When the Territory of Nevada was created in 1861 it was made up of 63,210
square miles of portions of Box Elder, Toelle, Millard, Beaver, Iron, and
Washington counties, Territory of Utah. The east boundary line was about
a mile east of the tunnel in Carlin Canyon. The area where Elko would grow
from the sagebrush was not included. So, what happened?
In 1862 the territory was expanded east by one degree. By then, awmakers
back in Washington, D.C. were probably thinking about future funding for
the Civil War. That one degree added 18,325 square miles. Again, the land
gift was taken from Utah Territory. Elko's future site ended up in Nevada
this time but poor old Wells did not.
Two years later, there was an unusual bout of Congressional finagling.
Now the highjinks really begin. Nevada didn't have enough people power
to become a state. No problem, the Washington people said and the rules
of population were bent a bit. Well, they were bent out of shape but that
didn't deter the politicians who wanted to marry us for our money. Yep,
they wanted to tie the old matrimonial knot so they could get their grubby
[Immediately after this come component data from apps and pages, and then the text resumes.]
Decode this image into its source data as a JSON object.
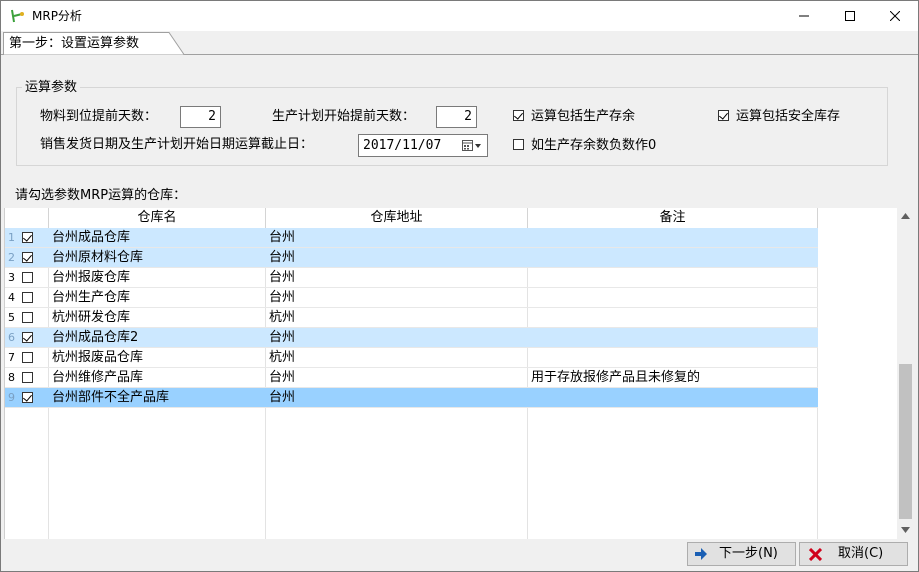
{
  "window": {
    "title": "MRP分析"
  },
  "tab": {
    "label": "第一步：设置运算参数"
  },
  "params": {
    "group_title": "运算参数",
    "lead_days_label": "物料到位提前天数：",
    "lead_days_value": "2",
    "plan_start_label": "生产计划开始提前天数：",
    "plan_start_value": "2",
    "include_stock_label": "运算包括生产存余",
    "include_stock_checked": true,
    "include_safety_label": "运算包括安全库存",
    "include_safety_checked": true,
    "cutoff_label": "销售发货日期及生产计划开始日期运算截止日：",
    "cutoff_value": "2017/11/07",
    "negative_zero_label": "如生产存余数负数作0",
    "negative_zero_checked": false
  },
  "warehouse_list": {
    "caption": "请勾选参数MRP运算的仓库：",
    "columns": [
      "仓库名",
      "仓库地址",
      "备注"
    ],
    "rows": [
      {
        "num": "1",
        "checked": true,
        "name": "台州成品仓库",
        "address": "台州",
        "note": ""
      },
      {
        "num": "2",
        "checked": true,
        "name": "台州原材料仓库",
        "address": "台州",
        "note": ""
      },
      {
        "num": "3",
        "checked": false,
        "name": "台州报废仓库",
        "address": "台州",
        "note": ""
      },
      {
        "num": "4",
        "checked": false,
        "name": "台州生产仓库",
        "address": "台州",
        "note": ""
      },
      {
        "num": "5",
        "checked": false,
        "name": "杭州研发仓库",
        "address": "杭州",
        "note": ""
      },
      {
        "num": "6",
        "checked": true,
        "name": "台州成品仓库2",
        "address": "台州",
        "note": ""
      },
      {
        "num": "7",
        "checked": false,
        "name": "杭州报废品仓库",
        "address": "杭州",
        "note": ""
      },
      {
        "num": "8",
        "checked": false,
        "name": "台州维修产品库",
        "address": "台州",
        "note": "用于存放报修产品且未修复的"
      },
      {
        "num": "9",
        "checked": true,
        "name": "台州部件不全产品库",
        "address": "台州",
        "note": ""
      }
    ]
  },
  "footer": {
    "next_label": "下一步(N)",
    "cancel_label": "取消(C)"
  },
  "colors": {
    "row_checked": "#cce8ff",
    "row_selected": "#99d1ff"
  }
}
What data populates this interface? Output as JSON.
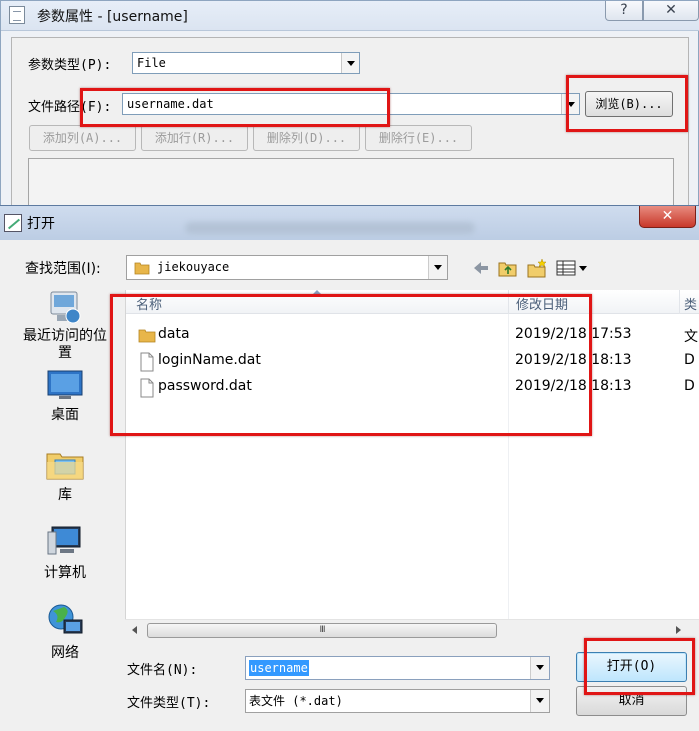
{
  "param_dialog": {
    "title": "参数属性 - [username]",
    "help_glyph": "?",
    "close_glyph": "✕",
    "param_type_label": "参数类型(P):",
    "param_type_value": "File",
    "file_path_label": "文件路径(F):",
    "file_path_value": "username.dat",
    "browse_button": "浏览(B)...",
    "buttons": [
      "添加列(A)...",
      "添加行(R)...",
      "删除列(D)...",
      "删除行(E)..."
    ]
  },
  "open_dialog": {
    "title": "打开",
    "close_glyph": "✕",
    "look_in_label": "查找范围(I):",
    "look_in_value": "jiekouyace",
    "places": [
      {
        "label": "最近访问的位置"
      },
      {
        "label": "桌面"
      },
      {
        "label": "库"
      },
      {
        "label": "计算机"
      },
      {
        "label": "网络"
      }
    ],
    "columns": {
      "name": "名称",
      "modified": "修改日期",
      "extra": "类"
    },
    "files": [
      {
        "name": "data",
        "date": "2019/2/18 17:53",
        "extra": "文",
        "type": "folder"
      },
      {
        "name": "loginName.dat",
        "date": "2019/2/18 18:13",
        "extra": "D",
        "type": "file"
      },
      {
        "name": "password.dat",
        "date": "2019/2/18 18:13",
        "extra": "D",
        "type": "file"
      }
    ],
    "scroll_thumb_grip": "III",
    "filename_label": "文件名(N):",
    "filename_value": "username",
    "filetype_label": "文件类型(T):",
    "filetype_value": "表文件 (*.dat)",
    "open_button": "打开(O)",
    "cancel_button": "取消"
  },
  "colors": {
    "annotation": "#e01515",
    "selection": "#3399ff",
    "folder": "#e8b64a"
  }
}
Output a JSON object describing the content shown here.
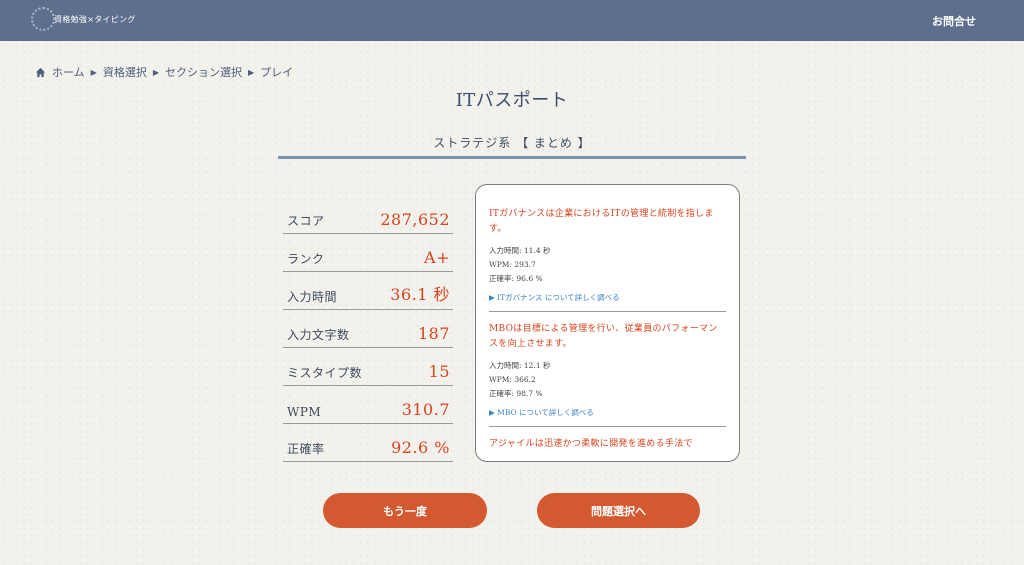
{
  "header": {
    "logo_text": "資格勉強×タイピング",
    "contact_label": "お問合せ"
  },
  "breadcrumb": {
    "items": [
      "ホーム",
      "資格選択",
      "セクション選択",
      "プレイ"
    ]
  },
  "title": "ITパスポート",
  "subtitle": "ストラテジ系 【 まとめ 】",
  "stats": [
    {
      "label": "スコア",
      "value": "287,652"
    },
    {
      "label": "ランク",
      "value": "A+"
    },
    {
      "label": "入力時間",
      "value": "36.1 秒"
    },
    {
      "label": "入力文字数",
      "value": "187"
    },
    {
      "label": "ミスタイプ数",
      "value": "15"
    },
    {
      "label": "WPM",
      "value": "310.7"
    },
    {
      "label": "正確率",
      "value": "92.6 %"
    }
  ],
  "entries": [
    {
      "description": "ITガバナンスは企業におけるITの管理と統制を指します。",
      "time": "入力時間: 11.4 秒",
      "wpm": "WPM: 293.7",
      "accuracy": "正確率: 96.6 %",
      "link": "▶ ITガバナンス について詳しく調べる"
    },
    {
      "description": "MBOは目標による管理を行い、従業員のパフォーマンスを向上させます。",
      "time": "入力時間: 12.1 秒",
      "wpm": "WPM: 366.2",
      "accuracy": "正確率: 98.7 %",
      "link": "▶ MBO について詳しく調べる"
    },
    {
      "description": "アジャイルは迅速かつ柔軟に開発を進める手法で"
    }
  ],
  "buttons": {
    "retry": "もう一度",
    "select": "問題選択へ"
  },
  "colors": {
    "header": "#5e6f8d",
    "accent": "#d9431d",
    "button": "#d35a30",
    "link": "#3a82c6"
  }
}
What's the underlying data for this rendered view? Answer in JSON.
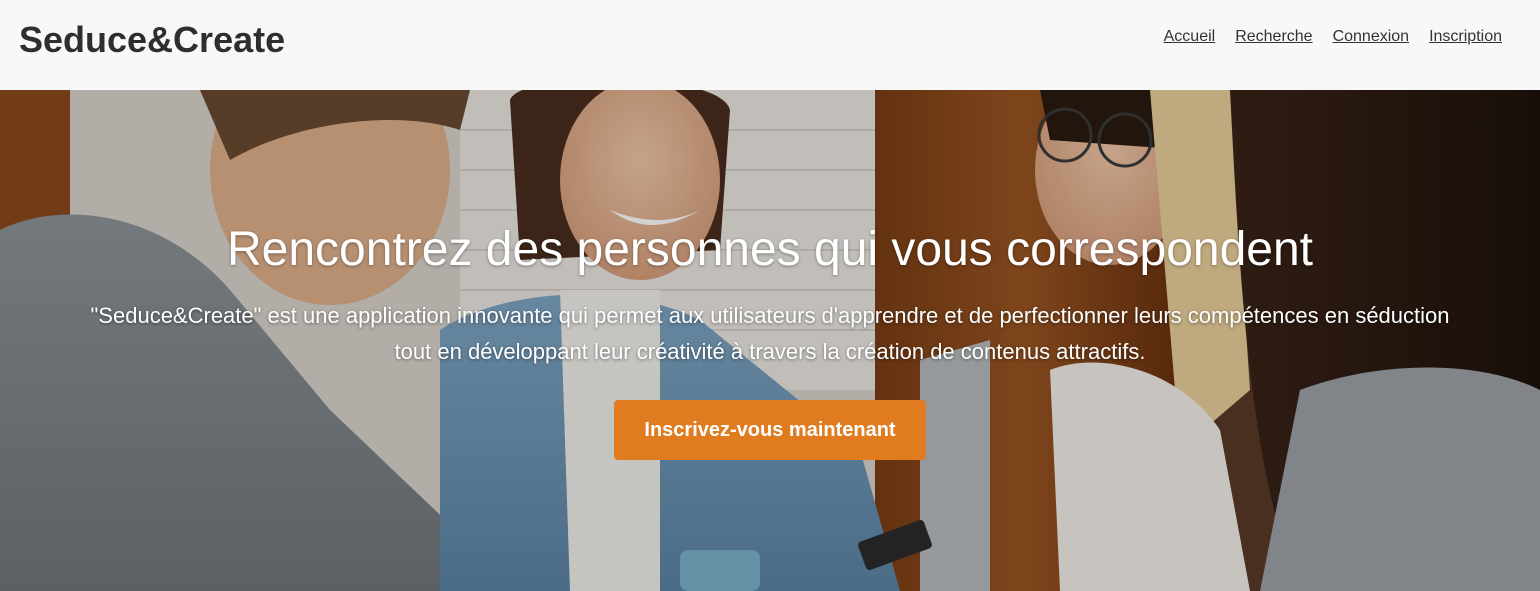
{
  "brand": {
    "name": "Seduce&Create"
  },
  "nav": {
    "items": [
      {
        "label": "Accueil"
      },
      {
        "label": "Recherche"
      },
      {
        "label": "Connexion"
      },
      {
        "label": "Inscription"
      }
    ]
  },
  "hero": {
    "title": "Rencontrez des personnes qui vous correspondent",
    "description_line1": "\"Seduce&Create\" est une application innovante qui permet aux utilisateurs d'apprendre et de perfectionner leurs compétences en séduction",
    "description_line2": "tout en développant leur créativité à travers la création de contenus attractifs.",
    "cta_label": "Inscrivez-vous maintenant",
    "image_subject": "friends-smiling-photo"
  },
  "colors": {
    "header_bg": "#f8f8f8",
    "cta_bg": "#e07b20",
    "text_dark": "#2e2e2e"
  }
}
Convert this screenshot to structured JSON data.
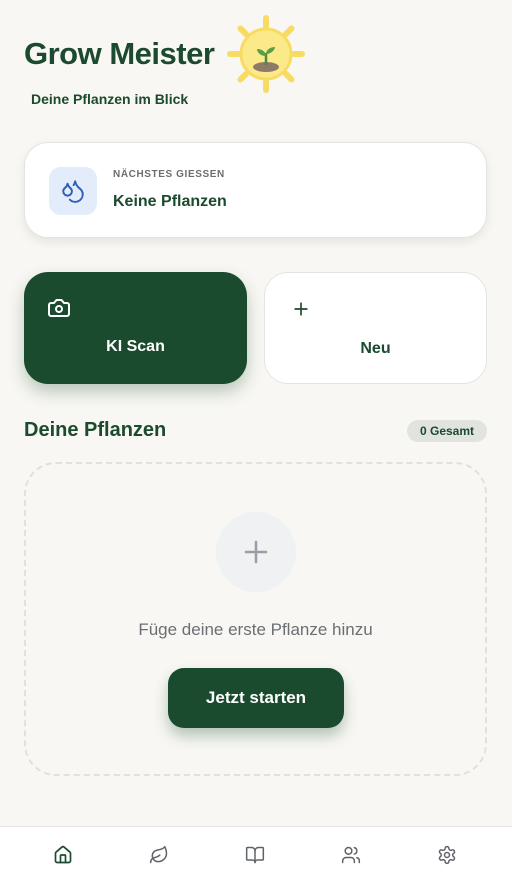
{
  "header": {
    "title": "Grow Meister",
    "subtitle": "Deine Pflanzen im Blick",
    "logo_icon": "sun-with-sprout-icon"
  },
  "next_watering": {
    "label": "NÄCHSTES GIESSEN",
    "value": "Keine Pflanzen",
    "icon": "water-drops-icon"
  },
  "actions": {
    "scan": {
      "label": "KI Scan",
      "icon": "camera-icon"
    },
    "new": {
      "label": "Neu",
      "icon": "plus-icon"
    }
  },
  "plants": {
    "title": "Deine Pflanzen",
    "count_label": "0 Gesamt",
    "empty_text": "Füge deine erste Pflanze hinzu",
    "start_label": "Jetzt starten"
  },
  "bottom_nav": {
    "items": [
      {
        "name": "home",
        "icon": "home-icon",
        "active": true
      },
      {
        "name": "plants",
        "icon": "leaf-icon",
        "active": false
      },
      {
        "name": "guide",
        "icon": "book-icon",
        "active": false
      },
      {
        "name": "community",
        "icon": "users-icon",
        "active": false
      },
      {
        "name": "settings",
        "icon": "gear-icon",
        "active": false
      }
    ]
  },
  "colors": {
    "primary": "#1b4b2f",
    "background": "#f8f7f3",
    "sun": "#f8dc62",
    "drop_bg": "#e2ecfa",
    "drop_icon": "#2f5fb8"
  }
}
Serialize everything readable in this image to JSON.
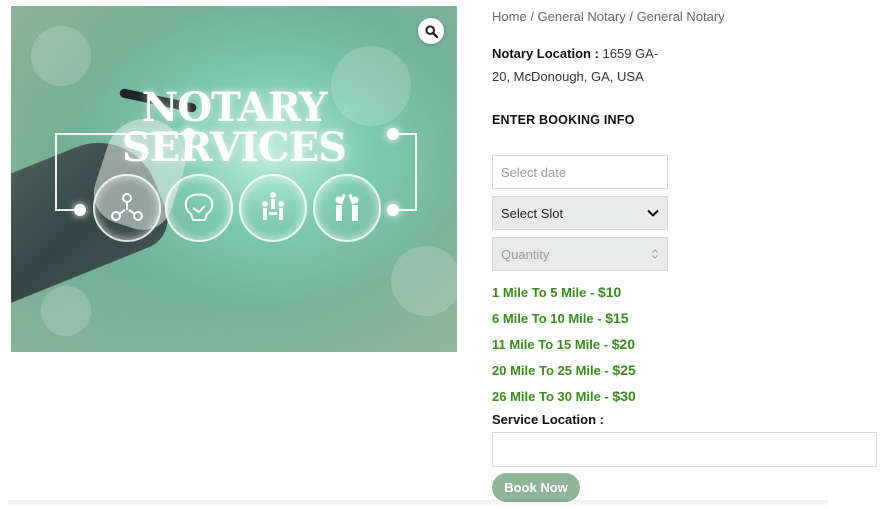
{
  "image": {
    "title_line1": "NOTARY",
    "title_line2": "SERVICES",
    "zoom_icon": "magnifier-icon"
  },
  "breadcrumb": {
    "items": [
      "Home",
      "General Notary",
      "General Notary"
    ],
    "separator": "/"
  },
  "location": {
    "label": "Notary Location :",
    "value": "1659 GA-20, McDonough, GA, USA"
  },
  "booking": {
    "heading": "ENTER BOOKING INFO",
    "date_placeholder": "Select date",
    "slot_value": "Select Slot",
    "quantity_placeholder": "Quantity"
  },
  "prices": [
    {
      "range": "1 Mile To 5 Mile - ",
      "amount": "$10"
    },
    {
      "range": "6 Mile To 10 Mile - ",
      "amount": "$15"
    },
    {
      "range": "11 Mile To 15 Mile - ",
      "amount": "$20"
    },
    {
      "range": "20 Mile To 25 Mile - ",
      "amount": "$25"
    },
    {
      "range": "26 Mile To 30 Mile - ",
      "amount": "$30"
    }
  ],
  "service": {
    "label": "Service Location :",
    "value": ""
  },
  "actions": {
    "book_label": "Book Now"
  },
  "colors": {
    "price_green": "#3a8b1c",
    "button_green": "#8fb599",
    "field_gray": "#e9ebeb"
  }
}
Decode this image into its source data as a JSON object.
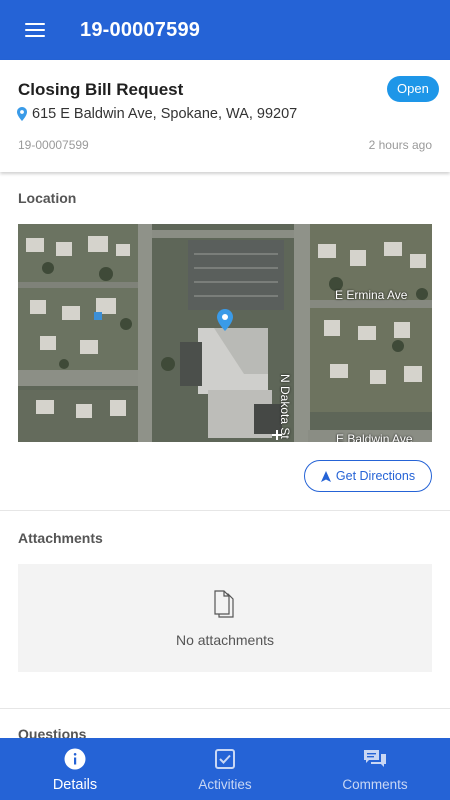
{
  "header": {
    "title": "19-00007599",
    "menu_icon": "hamburger-menu-icon"
  },
  "request": {
    "title": "Closing Bill Request",
    "status": "Open",
    "address": "615 E Baldwin Ave, Spokane, WA, 99207",
    "id": "19-00007599",
    "time_ago": "2 hours ago"
  },
  "location": {
    "heading": "Location",
    "map_labels": {
      "street_1": "E Ermina Ave",
      "street_2": "N Dakota St",
      "street_3": "E Baldwin Ave"
    },
    "directions_label": "Get Directions"
  },
  "attachments": {
    "heading": "Attachments",
    "empty_text": "No attachments"
  },
  "questions": {
    "heading": "Questions"
  },
  "nav": {
    "tabs": [
      {
        "label": "Details",
        "icon": "info-icon",
        "active": true
      },
      {
        "label": "Activities",
        "icon": "checkbox-icon",
        "active": false
      },
      {
        "label": "Comments",
        "icon": "comments-icon",
        "active": false
      }
    ]
  },
  "colors": {
    "primary": "#2563d6",
    "badge": "#1e96e8",
    "pin": "#3a9be8"
  }
}
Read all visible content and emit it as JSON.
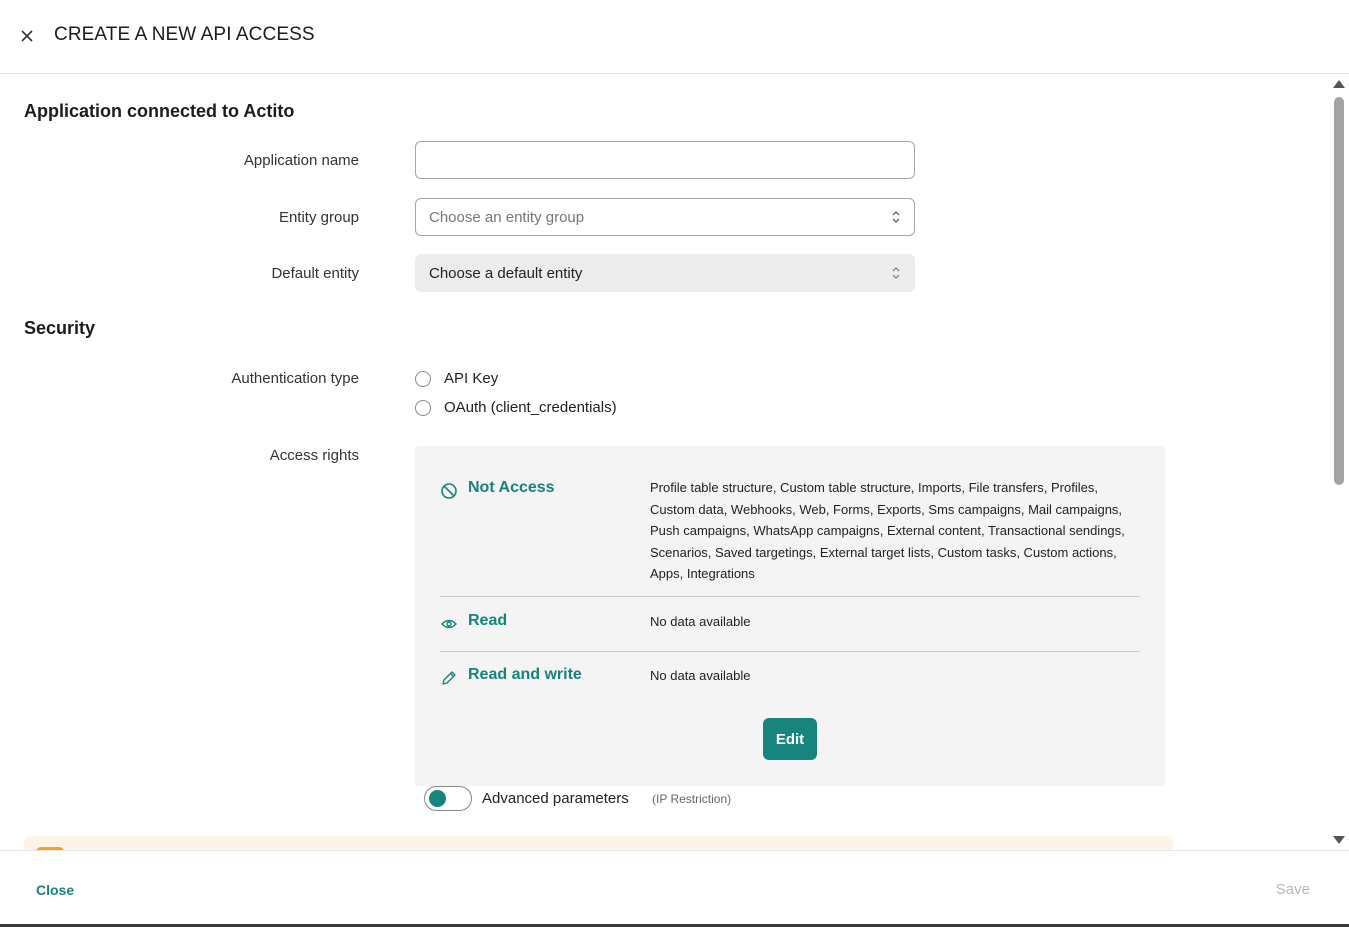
{
  "header": {
    "title": "CREATE A NEW API ACCESS"
  },
  "application": {
    "section_title": "Application connected to Actito",
    "name_label": "Application name",
    "name_value": "",
    "entity_group_label": "Entity group",
    "entity_group_placeholder": "Choose an entity group",
    "default_entity_label": "Default entity",
    "default_entity_value": "Choose a default entity"
  },
  "security": {
    "section_title": "Security",
    "auth_label": "Authentication type",
    "auth_options": [
      "API Key",
      "OAuth (client_credentials)"
    ],
    "access_label": "Access rights",
    "access_rows": [
      {
        "title": "Not Access",
        "icon": "block-icon",
        "text": "Profile table structure, Custom table structure, Imports, File transfers, Profiles, Custom data, Webhooks, Web, Forms, Exports, Sms campaigns, Mail campaigns, Push campaigns, WhatsApp campaigns, External content, Transactional sendings, Scenarios, Saved targetings, External target lists, Custom tasks, Custom actions, Apps, Integrations"
      },
      {
        "title": "Read",
        "icon": "eye-icon",
        "text": "No data available"
      },
      {
        "title": "Read and write",
        "icon": "pencil-icon",
        "text": "No data available"
      }
    ],
    "edit_label": "Edit",
    "advanced_label": "Advanced parameters",
    "advanced_hint": "(IP Restriction)"
  },
  "footer": {
    "close_label": "Close",
    "save_label": "Save"
  },
  "colors": {
    "accent": "#17857e",
    "panel": "#f3f4f3",
    "warning": "#f2a321"
  }
}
hands on our dowry - all that silver being dug from the hills at Virginia
City. Nevada became the 36th star on the American flag on October 31, 1864.
Right away we were dubbed with two nicknames: the Silver State, for obvious
reasons, and the Battle Born State, also for obvious reasons.
Source: Political History of Nevada, 1996, issued by Dean Heller, Secretary of the State of Nevada. Illustrations by the author.
©Copyright 2001 by Howard Hickson. Anyone is welcome to quote or use any portion or all of this article but proper credit must be given to the author.